(Items from an interface collection)
---*---

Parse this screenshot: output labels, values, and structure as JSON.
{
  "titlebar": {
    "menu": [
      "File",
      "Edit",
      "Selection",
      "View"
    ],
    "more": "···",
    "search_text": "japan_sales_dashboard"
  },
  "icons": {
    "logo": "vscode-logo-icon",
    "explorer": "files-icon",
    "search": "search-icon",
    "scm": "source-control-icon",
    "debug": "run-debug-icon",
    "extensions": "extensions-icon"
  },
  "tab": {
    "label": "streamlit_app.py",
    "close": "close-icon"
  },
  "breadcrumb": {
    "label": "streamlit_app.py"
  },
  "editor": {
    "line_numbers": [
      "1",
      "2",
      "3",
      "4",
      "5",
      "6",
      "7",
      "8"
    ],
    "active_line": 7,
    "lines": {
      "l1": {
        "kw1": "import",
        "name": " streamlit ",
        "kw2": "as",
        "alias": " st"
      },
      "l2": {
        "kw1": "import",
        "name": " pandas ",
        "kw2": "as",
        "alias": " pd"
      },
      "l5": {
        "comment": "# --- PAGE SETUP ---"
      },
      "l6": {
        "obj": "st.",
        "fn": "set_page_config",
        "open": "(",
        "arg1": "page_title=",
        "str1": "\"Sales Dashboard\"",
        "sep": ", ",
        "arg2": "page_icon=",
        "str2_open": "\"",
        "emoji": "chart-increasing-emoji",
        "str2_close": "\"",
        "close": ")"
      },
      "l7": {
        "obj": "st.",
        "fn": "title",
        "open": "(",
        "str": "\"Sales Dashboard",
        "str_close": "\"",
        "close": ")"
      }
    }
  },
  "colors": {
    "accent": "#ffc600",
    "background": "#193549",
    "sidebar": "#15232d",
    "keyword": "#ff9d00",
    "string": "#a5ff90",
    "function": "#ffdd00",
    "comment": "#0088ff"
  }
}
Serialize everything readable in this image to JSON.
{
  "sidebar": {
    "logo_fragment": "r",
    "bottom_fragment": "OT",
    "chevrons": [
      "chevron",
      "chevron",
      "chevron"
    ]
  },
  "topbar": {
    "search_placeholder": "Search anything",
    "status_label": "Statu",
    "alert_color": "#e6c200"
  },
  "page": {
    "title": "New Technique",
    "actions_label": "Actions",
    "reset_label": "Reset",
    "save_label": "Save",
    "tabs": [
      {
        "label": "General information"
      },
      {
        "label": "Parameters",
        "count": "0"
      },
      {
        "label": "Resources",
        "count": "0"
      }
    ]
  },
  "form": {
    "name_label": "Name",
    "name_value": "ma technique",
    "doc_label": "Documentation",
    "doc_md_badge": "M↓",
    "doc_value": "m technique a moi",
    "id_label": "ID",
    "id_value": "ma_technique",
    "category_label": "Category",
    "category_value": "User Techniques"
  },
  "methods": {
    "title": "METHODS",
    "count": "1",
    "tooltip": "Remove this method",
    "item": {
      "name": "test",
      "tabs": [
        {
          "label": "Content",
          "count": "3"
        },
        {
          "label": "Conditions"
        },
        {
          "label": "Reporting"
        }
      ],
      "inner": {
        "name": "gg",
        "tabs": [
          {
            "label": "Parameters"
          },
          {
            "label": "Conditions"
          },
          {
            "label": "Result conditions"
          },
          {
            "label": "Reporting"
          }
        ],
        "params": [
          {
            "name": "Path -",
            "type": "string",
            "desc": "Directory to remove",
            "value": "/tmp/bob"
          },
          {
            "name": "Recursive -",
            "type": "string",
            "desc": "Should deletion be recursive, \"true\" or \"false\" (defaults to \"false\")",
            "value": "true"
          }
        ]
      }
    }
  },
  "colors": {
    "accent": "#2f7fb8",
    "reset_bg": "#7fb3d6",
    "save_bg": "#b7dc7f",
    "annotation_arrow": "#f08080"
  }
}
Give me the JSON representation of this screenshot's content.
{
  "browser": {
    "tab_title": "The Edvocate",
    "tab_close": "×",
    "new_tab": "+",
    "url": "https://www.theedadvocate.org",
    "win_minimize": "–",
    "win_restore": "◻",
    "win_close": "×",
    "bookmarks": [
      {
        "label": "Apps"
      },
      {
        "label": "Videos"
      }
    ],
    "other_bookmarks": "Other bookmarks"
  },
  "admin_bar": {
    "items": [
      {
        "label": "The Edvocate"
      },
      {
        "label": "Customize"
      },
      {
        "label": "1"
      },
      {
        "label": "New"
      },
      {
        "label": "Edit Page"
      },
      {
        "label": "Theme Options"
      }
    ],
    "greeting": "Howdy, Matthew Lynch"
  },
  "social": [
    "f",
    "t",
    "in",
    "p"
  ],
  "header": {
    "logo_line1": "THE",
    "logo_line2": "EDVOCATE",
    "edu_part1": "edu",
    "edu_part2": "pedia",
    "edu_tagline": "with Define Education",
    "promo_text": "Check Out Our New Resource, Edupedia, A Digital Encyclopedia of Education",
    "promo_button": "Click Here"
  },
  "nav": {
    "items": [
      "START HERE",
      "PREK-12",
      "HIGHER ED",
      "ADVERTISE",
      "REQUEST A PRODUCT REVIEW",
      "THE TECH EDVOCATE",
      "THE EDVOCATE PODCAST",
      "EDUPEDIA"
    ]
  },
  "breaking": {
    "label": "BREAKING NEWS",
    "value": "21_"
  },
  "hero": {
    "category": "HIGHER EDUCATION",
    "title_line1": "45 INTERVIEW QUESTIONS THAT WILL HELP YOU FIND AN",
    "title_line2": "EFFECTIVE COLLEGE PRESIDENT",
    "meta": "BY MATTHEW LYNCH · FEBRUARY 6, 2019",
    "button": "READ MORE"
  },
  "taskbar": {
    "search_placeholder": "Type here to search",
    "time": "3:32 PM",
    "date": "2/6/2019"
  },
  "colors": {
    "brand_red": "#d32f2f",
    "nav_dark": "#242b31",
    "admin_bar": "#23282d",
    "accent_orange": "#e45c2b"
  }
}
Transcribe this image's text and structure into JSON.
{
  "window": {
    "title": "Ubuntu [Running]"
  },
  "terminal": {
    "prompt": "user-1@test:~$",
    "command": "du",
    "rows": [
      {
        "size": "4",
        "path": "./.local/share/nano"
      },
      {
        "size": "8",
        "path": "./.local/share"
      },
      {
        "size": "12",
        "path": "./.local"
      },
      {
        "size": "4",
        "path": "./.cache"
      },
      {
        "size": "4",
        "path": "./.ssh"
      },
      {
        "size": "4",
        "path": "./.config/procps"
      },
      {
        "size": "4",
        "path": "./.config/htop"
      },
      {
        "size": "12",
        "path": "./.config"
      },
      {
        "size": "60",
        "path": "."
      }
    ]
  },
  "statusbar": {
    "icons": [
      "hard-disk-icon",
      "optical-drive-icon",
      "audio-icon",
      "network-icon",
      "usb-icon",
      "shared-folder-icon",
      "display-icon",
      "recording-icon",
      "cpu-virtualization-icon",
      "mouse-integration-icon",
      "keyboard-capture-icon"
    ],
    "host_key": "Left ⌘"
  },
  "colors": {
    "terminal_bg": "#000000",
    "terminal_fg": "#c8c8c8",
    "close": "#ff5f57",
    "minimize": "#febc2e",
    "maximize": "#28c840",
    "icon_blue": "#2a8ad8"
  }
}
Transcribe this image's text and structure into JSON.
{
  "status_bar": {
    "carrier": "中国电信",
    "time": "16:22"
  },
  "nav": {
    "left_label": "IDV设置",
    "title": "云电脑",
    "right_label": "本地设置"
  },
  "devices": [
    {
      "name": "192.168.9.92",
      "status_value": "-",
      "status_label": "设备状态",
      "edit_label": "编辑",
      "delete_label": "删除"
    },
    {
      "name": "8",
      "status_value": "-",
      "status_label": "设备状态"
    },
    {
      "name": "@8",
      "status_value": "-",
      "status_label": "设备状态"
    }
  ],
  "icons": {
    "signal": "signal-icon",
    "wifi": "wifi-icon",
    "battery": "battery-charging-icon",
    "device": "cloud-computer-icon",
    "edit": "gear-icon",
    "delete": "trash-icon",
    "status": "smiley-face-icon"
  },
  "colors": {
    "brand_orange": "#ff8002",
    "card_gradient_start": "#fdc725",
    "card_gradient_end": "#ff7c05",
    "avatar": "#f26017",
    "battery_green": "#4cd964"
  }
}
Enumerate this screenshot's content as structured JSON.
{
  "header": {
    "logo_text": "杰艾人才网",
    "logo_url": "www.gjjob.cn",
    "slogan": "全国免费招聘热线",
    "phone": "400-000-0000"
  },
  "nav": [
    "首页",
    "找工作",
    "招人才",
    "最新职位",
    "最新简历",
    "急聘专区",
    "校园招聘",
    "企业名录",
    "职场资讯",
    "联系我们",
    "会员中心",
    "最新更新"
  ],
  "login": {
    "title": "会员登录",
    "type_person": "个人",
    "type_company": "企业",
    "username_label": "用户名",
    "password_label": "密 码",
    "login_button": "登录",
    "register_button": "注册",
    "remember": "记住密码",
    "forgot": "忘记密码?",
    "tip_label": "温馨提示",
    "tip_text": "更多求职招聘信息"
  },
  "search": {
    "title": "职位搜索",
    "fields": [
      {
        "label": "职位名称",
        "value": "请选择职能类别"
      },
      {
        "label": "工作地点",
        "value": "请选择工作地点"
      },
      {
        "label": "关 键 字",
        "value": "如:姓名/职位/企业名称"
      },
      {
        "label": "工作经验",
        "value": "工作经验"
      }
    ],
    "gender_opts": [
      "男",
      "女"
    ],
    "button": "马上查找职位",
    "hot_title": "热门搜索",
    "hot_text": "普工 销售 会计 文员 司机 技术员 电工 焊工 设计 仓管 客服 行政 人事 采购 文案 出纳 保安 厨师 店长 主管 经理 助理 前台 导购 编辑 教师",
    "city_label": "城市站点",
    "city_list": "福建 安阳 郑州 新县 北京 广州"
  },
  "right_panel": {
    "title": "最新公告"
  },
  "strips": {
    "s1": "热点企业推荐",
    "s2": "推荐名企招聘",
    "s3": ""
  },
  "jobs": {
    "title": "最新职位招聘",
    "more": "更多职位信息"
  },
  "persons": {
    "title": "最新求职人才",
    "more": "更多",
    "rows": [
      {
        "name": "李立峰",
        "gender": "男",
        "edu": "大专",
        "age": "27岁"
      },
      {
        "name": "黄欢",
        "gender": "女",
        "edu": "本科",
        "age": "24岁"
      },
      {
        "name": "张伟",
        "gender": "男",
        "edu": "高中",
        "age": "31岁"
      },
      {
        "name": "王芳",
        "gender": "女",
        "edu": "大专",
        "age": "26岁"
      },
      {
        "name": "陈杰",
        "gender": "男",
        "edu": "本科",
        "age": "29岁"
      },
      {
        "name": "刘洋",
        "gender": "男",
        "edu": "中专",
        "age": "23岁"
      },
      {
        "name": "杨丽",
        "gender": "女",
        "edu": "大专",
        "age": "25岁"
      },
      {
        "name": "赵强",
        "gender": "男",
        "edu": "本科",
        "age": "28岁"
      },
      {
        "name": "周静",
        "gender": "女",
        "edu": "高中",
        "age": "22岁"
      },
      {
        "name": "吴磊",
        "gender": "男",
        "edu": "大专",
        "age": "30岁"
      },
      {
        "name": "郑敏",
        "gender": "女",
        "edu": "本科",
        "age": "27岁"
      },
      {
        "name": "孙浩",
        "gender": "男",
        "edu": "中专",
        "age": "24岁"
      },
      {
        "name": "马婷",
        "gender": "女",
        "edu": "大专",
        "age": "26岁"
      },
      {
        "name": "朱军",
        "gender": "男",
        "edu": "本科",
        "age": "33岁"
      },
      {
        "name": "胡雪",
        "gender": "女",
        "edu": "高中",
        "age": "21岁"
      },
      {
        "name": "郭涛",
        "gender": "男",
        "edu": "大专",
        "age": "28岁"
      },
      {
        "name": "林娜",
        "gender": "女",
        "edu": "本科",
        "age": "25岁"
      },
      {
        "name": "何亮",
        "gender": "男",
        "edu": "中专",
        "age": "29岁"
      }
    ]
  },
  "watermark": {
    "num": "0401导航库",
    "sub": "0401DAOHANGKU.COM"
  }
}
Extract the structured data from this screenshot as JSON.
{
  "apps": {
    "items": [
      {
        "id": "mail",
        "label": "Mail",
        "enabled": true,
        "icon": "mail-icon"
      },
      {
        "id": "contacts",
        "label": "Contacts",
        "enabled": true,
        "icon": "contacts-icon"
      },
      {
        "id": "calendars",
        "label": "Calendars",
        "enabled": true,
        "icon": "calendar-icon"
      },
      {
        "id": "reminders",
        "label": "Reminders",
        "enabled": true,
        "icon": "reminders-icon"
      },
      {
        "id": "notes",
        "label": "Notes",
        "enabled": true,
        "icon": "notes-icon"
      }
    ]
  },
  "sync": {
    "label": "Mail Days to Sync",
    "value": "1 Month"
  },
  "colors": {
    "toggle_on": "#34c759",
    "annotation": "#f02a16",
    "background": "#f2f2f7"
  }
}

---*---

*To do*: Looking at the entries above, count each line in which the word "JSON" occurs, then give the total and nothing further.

*Answer for this exercise*: 7